Last night, the Legislature wrapped up the first year of the two-year legislative session. Our legislative team just met and debriefed on the shenanigans of the last week and, I'm happy to say, community colleges fared quite well.
In the last couple of weeks of session, our team was working on hyper-technical issues, but ones that have a significant impact on our colleges.
The first big issue was seeking legislative reauthorization to backfill redevelopment funds promised to community colleges in the 2012-13 fiscal year that never materialized. We succeeded by getting language in SB 97 and AB 103.
We also had a significant, but under-the-radar issue related to property taxes and the County of Orange. It's a long story, but a court recently found that community colleges were shorted $18.9 million over the 2011-12 and 2012-13 fiscal years because of a local revenue dispute. Because of the work of our team over the last 72 hours, we believe the issue will be resolved in the state budget acts over the next two years.
We have had a lot of inquiries over AB 955 (Williams), which would allow selected colleges to pilot full cost of instruction courses during intersessions. The League did not take a position on this bill, as we recognized that perspectives were quite different, as are the needs of our colleges. The bill reached the governor's desk and, if he signs it, it will be up to the six colleges specified in the bill--College of the Canyons, Crafton Hills College, Long Beach City College, Oxnard College, Pasadena City College, Solano Community College--to decide whether to offer cost-for-service courses for intersessions. Those are the only colleges that are given permission for a limited cost-for-service intersession program, and it's up to those colleges whether to offer such a program.
Additionally, we succeeded in making SB 173 (Liu) a two-year bill. The bill would have prematurely narrowed the scope of adult education at all of our colleges, rather than the collaborative and deliberative process among K-12 schools and community colleges outlined in this year's budget act.
It's been a great legislative year, starting with the success of Proposition 30 last November, which prevented an additional $545 million in cuts to community colleges.

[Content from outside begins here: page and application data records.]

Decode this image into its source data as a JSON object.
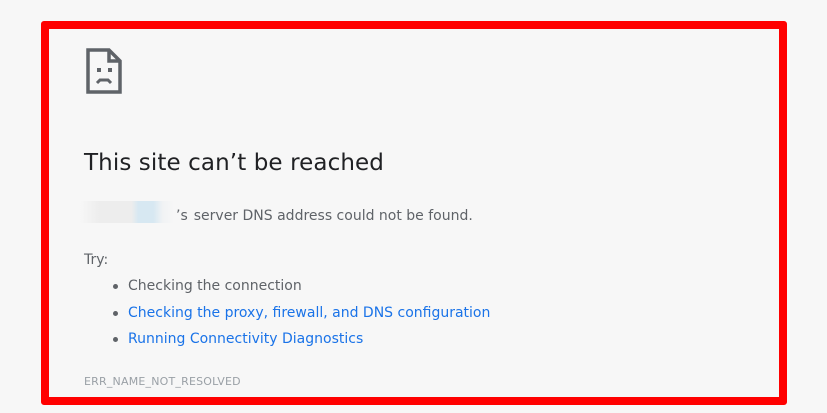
{
  "error_page": {
    "icon": "sad-document-icon",
    "title": "This site can’t be reached",
    "message_possessive": "’s",
    "message_text": "server DNS address could not be found.",
    "try_label": "Try:",
    "suggestions": [
      {
        "label": "Checking the connection",
        "is_link": false
      },
      {
        "label": "Checking the proxy, firewall, and DNS configuration",
        "is_link": true
      },
      {
        "label": "Running Connectivity Diagnostics",
        "is_link": true
      }
    ],
    "error_code": "ERR_NAME_NOT_RESOLVED"
  },
  "colors": {
    "highlight_border": "#ff0000",
    "background": "#f7f7f7",
    "title_text": "#202124",
    "body_text": "#5f6368",
    "link": "#1a73e8",
    "error_code_text": "#9aa0a6"
  }
}
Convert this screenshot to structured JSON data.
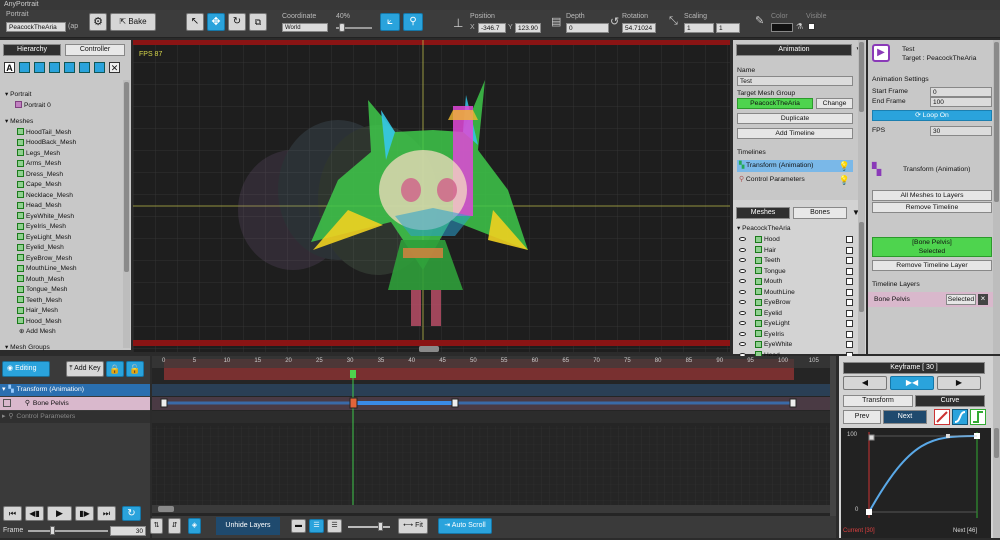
{
  "app": {
    "title": "AnyPortrait"
  },
  "toolbar": {
    "portrait_label": "Portrait",
    "portrait_name": "PeacockTheAria",
    "portrait_suffix": "(ap",
    "bake": "Bake",
    "coordinate_label": "Coordinate",
    "coordinate_value": "World",
    "zoom": "40%",
    "position_label": "Position",
    "pos_x_label": "X",
    "pos_x": "-346.7",
    "pos_y_label": "Y",
    "pos_y": "123.90",
    "depth_label": "Depth",
    "depth": "0",
    "rotation_label": "Rotation",
    "rotation": "54.71024",
    "scaling_label": "Scaling",
    "scale_x": "1",
    "scale_y": "1",
    "color_label": "Color",
    "visible_label": "Visible"
  },
  "hierarchy": {
    "tabs": [
      "Hierarchy",
      "Controller"
    ],
    "portrait_header": "Portrait",
    "portrait_item": "Portrait 0",
    "meshes_header": "Meshes",
    "meshes": [
      "HoodTail_Mesh",
      "HoodBack_Mesh",
      "Legs_Mesh",
      "Arms_Mesh",
      "Dress_Mesh",
      "Cape_Mesh",
      "Necklace_Mesh",
      "Head_Mesh",
      "EyeWhite_Mesh",
      "EyeIris_Mesh",
      "EyeLight_Mesh",
      "Eyelid_Mesh",
      "EyeBrow_Mesh",
      "MouthLine_Mesh",
      "Mouth_Mesh",
      "Tongue_Mesh",
      "Teeth_Mesh",
      "Hair_Mesh",
      "Hood_Mesh"
    ],
    "add_mesh": "Add Mesh",
    "mesh_groups": "Mesh Groups"
  },
  "viewport": {
    "fps": "FPS 87"
  },
  "animation_panel": {
    "header": "Animation",
    "name_label": "Name",
    "name_value": "Test",
    "target_label": "Target Mesh Group",
    "target_value": "PeacockTheAria",
    "change": "Change",
    "duplicate": "Duplicate",
    "add_timeline": "Add Timeline",
    "timelines_label": "Timelines",
    "timelines": [
      "Transform (Animation)",
      "Control Parameters"
    ],
    "tabs": [
      "Meshes",
      "Bones"
    ],
    "group_name": "PeacockTheAria",
    "layers": [
      "Hood",
      "Hair",
      "Teeth",
      "Tongue",
      "Mouth",
      "MouthLine",
      "EyeBrow",
      "Eyelid",
      "EyeLight",
      "EyeIris",
      "EyeWhite",
      "Head"
    ]
  },
  "right_panel": {
    "title": "Test",
    "target": "Target : PeacockTheAria",
    "settings_label": "Animation Settings",
    "start_frame_label": "Start Frame",
    "start_frame": "0",
    "end_frame_label": "End Frame",
    "end_frame": "100",
    "loop": "Loop On",
    "fps_label": "FPS",
    "fps": "30",
    "timeline_name": "Transform (Animation)",
    "all_meshes": "All Meshes to Layers",
    "remove_timeline": "Remove Timeline",
    "selected_line1": "[Bone Pelvis]",
    "selected_line2": "Selected",
    "remove_layer": "Remove Timeline Layer",
    "timeline_layers": "Timeline Layers",
    "layer_name": "Bone Pelvis",
    "layer_selected": "Selected",
    "close": "×"
  },
  "timeline": {
    "editing": "Editing",
    "add_key": "Add Key",
    "ticks": [
      "0",
      "5",
      "10",
      "15",
      "20",
      "25",
      "30",
      "35",
      "40",
      "45",
      "50",
      "55",
      "60",
      "65",
      "70",
      "75",
      "80",
      "85",
      "90",
      "95",
      "100",
      "105"
    ],
    "rows": [
      "Transform (Animation)",
      "Bone Pelvis",
      "Control Parameters"
    ],
    "unhide": "Unhide Layers",
    "fit": "Fit",
    "auto_scroll": "Auto Scroll",
    "frame_label": "Frame",
    "frame_value": "30"
  },
  "keyframe": {
    "header": "Keyframe [ 30 ]",
    "tabs": [
      "Transform",
      "Curve"
    ],
    "prev": "Prev",
    "next": "Next",
    "y100": "100",
    "y0": "0",
    "current": "Current [30]",
    "next_label": "Next [46]"
  },
  "colors": {
    "accent": "#2aa3dc",
    "green": "#4ed44e",
    "timeline_red": "#c03a3a",
    "selected_row": "#d9b8cc"
  }
}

But, we have work to do. Access to a quality community college education has never been adequately funded in community colleges, and the cuts in recent years has exacerbated that. The people that are most disadvantaged are those at the lowest rung of the economic and educational ladder in California, and it is our responsibility to advocate for resources and strategies to lift them up.
Our legislative team is prepared to be aggressive and bold next year to fight for true higher education equity in California, and I hope you'll be part of our effort. For now, thank you for your advocacy throughout this legislative session, and thank you what you do for America's largest and greatest system of public higher education.
President and Chief Executive Officer
Orange Coast College '94